“Farewell Visit,” Field Tidings, September 6, 1916, 2.↩
Esther Pearce Varney, Recollections; “Dr Frank Curtis Varney,” Find a Grave.↩
“Inca Union Mission” and “Peruvian Mission” entries in Seventh-day Adventist Yearbook for 1917-1921, GCA.↩
Esther Pearce Varney, Recollections.↩
General Conference Committee, June 6, 1921, 1099. General Conference Archives.↩
“A Letter from Brother F. Curtis Varney,” Field Tidings, December 20, 1922, 6. This letter was addressed to his mother, who shared it with Field Tidings and the Southern Union Worker (January 11, 1923, 2-3). It also contains a lengthy delightful description of their visit to Barbados on the steamship “Vauban” while enroute to Rio.↩
F.C. Varney, “’Big Week’ in Brazil,” Southern Union Worker, May 17, 1923, 3.↩
“East Brazil Union Mission” in Seventh-day Adventist Yearbook for 1923-1925; “Rio de Janeiro Mission,” Seventh-day Adventist Yearbook for 1924; “Bahia Mission,” in Seventh-day Adventist Yearbook for 1925, GCA.↩
“Notes,” South American Bulletin, March 1926, 8; “South American Division,” Seventh-day Adventist Yearbook for 1927, GCA; “Divisional Notes,” South American Bulletin, August 1927, 8; “Division Notes,” South American Bulletin, February 1928, 8.↩
“Division Notes,” South American Bulletin, January 1929, 7-8.↩
“Austral Union Notes,” South American Bulletin, June 1929, 5; Frank Curtis Varney in “New York, New York Passenger and Crew Lists, 1909, 1925-1957,” FamilySearch, accessed July 13, 2022, https://www.familysearch.org/ark:/61903/1:2:997D-7GSQ.↩
College of Medical Evangelists Board Minutes, September 4, 1930, 2, Archives and Special Collections, Loma Linda University Libraries; “Class Begins Medical Work at Loma Linda,” San Bernardino Daily Sun, August 20, 1933, 12, clipping in Archives and Special Collections, Loma Linda University Libraries.↩

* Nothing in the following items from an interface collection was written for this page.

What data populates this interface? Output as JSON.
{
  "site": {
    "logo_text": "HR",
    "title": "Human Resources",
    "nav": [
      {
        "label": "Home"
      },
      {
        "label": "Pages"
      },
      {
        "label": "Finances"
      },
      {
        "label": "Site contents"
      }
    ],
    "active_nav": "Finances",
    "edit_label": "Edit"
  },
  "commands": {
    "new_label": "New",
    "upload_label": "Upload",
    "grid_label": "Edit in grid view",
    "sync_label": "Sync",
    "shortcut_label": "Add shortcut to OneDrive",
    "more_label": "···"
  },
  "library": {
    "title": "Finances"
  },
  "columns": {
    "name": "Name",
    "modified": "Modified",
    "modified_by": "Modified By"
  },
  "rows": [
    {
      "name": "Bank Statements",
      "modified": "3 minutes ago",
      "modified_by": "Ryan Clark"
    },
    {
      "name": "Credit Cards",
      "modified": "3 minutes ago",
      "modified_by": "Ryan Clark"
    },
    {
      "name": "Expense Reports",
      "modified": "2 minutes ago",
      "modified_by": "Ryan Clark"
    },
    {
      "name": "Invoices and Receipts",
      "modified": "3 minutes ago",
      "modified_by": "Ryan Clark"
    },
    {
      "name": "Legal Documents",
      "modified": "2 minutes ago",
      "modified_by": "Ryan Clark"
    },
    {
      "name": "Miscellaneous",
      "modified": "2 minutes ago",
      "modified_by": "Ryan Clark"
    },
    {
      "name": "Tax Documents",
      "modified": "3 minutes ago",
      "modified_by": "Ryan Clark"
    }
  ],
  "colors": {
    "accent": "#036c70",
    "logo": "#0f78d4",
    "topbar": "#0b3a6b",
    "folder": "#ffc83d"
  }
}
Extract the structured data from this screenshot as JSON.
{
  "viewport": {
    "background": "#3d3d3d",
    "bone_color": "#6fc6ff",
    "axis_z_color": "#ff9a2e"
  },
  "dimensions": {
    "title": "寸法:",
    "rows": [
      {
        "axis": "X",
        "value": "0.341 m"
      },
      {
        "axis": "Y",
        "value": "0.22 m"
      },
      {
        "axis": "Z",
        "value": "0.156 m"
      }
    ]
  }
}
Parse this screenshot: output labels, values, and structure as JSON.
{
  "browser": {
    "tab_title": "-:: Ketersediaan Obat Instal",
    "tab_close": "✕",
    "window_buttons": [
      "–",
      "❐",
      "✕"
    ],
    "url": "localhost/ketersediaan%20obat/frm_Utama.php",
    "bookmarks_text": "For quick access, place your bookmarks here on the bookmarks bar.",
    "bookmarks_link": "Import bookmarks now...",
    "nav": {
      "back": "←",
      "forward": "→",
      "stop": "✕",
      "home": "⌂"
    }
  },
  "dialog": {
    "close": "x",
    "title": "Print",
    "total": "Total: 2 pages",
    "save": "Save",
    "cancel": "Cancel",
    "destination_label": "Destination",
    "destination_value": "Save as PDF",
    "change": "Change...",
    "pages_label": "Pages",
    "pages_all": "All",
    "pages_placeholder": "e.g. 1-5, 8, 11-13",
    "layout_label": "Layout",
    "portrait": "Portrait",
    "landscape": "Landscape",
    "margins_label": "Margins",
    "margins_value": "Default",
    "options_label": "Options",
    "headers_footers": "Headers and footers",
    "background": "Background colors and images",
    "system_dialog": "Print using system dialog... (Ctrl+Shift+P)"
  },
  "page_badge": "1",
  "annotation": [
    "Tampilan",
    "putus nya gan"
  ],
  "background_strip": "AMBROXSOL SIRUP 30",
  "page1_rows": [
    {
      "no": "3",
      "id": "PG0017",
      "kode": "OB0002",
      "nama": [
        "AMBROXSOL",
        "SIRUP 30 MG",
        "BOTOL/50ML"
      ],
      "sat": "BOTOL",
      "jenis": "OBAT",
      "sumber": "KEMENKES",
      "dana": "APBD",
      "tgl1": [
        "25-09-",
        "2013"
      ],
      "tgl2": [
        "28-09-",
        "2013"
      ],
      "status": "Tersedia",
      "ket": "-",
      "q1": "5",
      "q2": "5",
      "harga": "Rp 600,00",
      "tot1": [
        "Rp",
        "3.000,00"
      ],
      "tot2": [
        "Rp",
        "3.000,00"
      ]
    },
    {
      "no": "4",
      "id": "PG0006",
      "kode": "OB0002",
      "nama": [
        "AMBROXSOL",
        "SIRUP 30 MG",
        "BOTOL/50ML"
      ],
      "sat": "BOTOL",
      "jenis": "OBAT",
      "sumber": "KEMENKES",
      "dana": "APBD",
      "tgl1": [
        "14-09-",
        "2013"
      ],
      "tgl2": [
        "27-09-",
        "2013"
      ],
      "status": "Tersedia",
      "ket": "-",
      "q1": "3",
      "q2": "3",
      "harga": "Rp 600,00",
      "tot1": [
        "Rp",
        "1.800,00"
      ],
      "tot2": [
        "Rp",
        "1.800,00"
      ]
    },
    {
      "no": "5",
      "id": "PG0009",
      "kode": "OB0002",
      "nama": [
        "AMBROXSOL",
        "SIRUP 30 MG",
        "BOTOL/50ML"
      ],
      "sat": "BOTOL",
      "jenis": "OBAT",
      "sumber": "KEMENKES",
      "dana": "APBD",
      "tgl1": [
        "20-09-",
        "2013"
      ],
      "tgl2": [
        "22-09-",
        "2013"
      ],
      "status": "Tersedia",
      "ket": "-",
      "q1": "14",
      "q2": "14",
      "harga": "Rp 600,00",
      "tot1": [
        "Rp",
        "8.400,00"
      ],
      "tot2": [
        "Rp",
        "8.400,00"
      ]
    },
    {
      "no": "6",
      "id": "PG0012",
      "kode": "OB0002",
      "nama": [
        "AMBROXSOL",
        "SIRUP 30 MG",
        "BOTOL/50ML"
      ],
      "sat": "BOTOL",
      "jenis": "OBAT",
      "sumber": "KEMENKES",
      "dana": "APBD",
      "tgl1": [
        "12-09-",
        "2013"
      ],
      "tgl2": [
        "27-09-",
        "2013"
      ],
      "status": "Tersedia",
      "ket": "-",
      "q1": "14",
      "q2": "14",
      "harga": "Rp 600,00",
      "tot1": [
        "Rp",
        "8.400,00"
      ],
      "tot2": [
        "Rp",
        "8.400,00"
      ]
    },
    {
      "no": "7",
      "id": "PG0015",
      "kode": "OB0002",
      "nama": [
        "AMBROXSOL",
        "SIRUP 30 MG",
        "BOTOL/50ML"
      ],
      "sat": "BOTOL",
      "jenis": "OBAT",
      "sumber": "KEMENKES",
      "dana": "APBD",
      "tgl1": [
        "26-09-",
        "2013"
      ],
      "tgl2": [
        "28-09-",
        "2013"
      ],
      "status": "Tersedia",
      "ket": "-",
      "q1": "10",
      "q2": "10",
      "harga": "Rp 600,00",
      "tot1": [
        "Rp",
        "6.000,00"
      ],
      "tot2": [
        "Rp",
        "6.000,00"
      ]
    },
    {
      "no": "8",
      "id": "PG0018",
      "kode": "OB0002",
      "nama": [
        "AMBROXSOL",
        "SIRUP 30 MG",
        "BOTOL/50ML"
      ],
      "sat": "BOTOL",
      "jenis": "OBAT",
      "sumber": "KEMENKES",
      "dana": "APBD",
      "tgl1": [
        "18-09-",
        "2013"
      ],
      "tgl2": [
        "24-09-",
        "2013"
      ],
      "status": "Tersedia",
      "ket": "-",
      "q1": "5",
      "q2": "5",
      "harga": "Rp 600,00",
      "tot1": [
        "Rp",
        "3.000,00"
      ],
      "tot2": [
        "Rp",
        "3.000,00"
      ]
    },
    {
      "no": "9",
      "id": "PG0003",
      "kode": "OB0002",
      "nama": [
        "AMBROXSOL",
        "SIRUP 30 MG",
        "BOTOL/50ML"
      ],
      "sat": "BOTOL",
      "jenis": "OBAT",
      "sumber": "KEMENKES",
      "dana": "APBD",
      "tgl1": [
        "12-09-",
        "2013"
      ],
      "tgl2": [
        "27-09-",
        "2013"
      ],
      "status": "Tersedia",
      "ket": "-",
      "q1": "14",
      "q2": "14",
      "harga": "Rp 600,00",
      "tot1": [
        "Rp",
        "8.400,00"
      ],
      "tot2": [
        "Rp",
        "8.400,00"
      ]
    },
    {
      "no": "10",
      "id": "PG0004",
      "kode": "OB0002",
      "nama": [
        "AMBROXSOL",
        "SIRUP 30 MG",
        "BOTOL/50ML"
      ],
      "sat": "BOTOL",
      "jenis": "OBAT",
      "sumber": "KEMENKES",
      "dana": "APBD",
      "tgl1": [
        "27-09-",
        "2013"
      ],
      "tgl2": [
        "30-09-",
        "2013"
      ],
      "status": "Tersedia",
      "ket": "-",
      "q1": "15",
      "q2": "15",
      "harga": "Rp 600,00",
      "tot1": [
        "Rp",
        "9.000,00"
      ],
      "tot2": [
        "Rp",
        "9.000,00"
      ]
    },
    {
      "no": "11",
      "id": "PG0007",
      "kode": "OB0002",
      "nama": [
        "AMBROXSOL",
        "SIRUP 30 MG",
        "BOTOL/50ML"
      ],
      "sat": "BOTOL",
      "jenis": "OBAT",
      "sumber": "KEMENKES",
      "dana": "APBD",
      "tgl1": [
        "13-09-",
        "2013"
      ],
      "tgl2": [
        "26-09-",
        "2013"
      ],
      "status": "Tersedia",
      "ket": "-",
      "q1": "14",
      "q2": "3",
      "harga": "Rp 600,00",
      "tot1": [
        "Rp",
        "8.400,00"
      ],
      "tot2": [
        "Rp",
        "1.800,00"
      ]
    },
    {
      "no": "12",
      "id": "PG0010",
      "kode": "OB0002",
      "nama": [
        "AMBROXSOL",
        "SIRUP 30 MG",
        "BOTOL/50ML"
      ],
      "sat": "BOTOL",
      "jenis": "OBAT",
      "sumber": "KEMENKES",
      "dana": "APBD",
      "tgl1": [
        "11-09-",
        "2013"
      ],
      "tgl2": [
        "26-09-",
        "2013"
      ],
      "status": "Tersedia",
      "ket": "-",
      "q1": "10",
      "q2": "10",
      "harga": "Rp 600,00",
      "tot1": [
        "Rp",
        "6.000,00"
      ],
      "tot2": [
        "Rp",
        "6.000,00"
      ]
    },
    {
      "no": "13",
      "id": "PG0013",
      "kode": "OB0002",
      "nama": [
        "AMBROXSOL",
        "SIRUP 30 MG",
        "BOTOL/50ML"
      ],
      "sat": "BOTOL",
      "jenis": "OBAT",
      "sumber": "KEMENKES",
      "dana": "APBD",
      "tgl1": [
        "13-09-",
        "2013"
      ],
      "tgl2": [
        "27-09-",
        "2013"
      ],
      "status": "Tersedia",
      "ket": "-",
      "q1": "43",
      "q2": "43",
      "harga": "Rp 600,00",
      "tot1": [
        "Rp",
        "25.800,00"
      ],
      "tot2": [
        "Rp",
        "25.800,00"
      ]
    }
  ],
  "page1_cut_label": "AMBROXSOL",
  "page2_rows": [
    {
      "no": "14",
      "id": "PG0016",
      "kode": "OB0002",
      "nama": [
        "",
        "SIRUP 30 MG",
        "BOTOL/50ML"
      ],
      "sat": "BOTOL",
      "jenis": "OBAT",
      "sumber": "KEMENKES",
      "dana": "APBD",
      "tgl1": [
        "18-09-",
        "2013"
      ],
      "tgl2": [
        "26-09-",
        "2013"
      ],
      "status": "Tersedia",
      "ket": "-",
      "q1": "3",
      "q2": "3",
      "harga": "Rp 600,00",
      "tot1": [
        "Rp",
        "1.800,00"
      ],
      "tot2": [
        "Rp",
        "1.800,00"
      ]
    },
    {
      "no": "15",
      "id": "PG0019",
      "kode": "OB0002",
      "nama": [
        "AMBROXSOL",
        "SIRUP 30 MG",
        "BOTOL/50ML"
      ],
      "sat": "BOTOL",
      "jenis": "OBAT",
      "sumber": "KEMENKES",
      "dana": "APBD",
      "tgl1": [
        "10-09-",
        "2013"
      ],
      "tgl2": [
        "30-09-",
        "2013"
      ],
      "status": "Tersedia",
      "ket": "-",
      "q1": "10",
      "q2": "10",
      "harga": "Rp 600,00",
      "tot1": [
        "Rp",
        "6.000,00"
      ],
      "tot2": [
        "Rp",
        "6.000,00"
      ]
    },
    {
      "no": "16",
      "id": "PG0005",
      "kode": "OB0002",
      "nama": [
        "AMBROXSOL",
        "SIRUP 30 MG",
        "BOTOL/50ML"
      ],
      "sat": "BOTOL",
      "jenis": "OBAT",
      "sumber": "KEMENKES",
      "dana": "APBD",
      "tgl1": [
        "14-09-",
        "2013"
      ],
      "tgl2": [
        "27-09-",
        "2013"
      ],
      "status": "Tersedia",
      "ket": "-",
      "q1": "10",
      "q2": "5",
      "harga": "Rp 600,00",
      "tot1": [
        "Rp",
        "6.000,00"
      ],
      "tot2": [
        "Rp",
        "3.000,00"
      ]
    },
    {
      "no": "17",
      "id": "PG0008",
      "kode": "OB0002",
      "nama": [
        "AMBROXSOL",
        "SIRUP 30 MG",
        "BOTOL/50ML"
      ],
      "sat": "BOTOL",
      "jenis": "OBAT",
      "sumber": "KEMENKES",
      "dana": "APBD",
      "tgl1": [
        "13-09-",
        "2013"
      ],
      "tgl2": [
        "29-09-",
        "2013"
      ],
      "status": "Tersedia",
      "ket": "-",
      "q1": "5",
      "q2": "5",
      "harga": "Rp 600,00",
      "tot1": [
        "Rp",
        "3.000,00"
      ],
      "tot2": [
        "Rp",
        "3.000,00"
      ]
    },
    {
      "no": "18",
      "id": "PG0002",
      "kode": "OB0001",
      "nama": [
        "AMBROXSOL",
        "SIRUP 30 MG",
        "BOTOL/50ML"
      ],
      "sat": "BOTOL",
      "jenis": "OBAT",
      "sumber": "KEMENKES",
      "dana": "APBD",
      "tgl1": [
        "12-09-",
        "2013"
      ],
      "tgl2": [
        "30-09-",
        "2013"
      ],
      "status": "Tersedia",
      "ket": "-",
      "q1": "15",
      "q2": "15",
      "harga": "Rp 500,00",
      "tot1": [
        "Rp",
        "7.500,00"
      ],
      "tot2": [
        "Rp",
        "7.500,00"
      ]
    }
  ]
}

Bulletin of the College of Medical Evangelists Announcement of the School of Medicine 1934-1935, 98 and 1935-1936, 97, Archives and Special Collections, Loma Linda University Libraries.↩
Esther Pearce Varney, Recollections. The California College of Osteopathic Physicians and Surgeons in Los Angeles, later incorporated into the School of Medicine at the University of California, Irvine, appears to have been the only osteopathic school in southern California at that time but no verification that Frank Curtis Varney graduated at this institution has been discovered.↩
Esther Pearce Varney, Recollections; “Dr Frank Curtis Varney,” Find a Grave Memorial.↩
Esther Pearce Varney, Recollections; Community Medical Center Staff (William K. Eaton, D.O., F. Curtis Varney, D.O., Russell T. Brown, D.O., Robert A. Jacobsen, D.O., E. L. Mathisen, D.D.S, and G. H. Smith, Chaplain). “Awakening and Caring for Interests.” The Ministry, July 1954, 21-2.↩
“Curtis Varney obituary,” ARH, March 27, 1958.↩
Esther Pearce Varney, Recollections; “Esther P. Varney obituary,” ARH, September 11, 1980.↩
Author’s personal knowledge from, with his wife, locating and photographing these gravesites.↩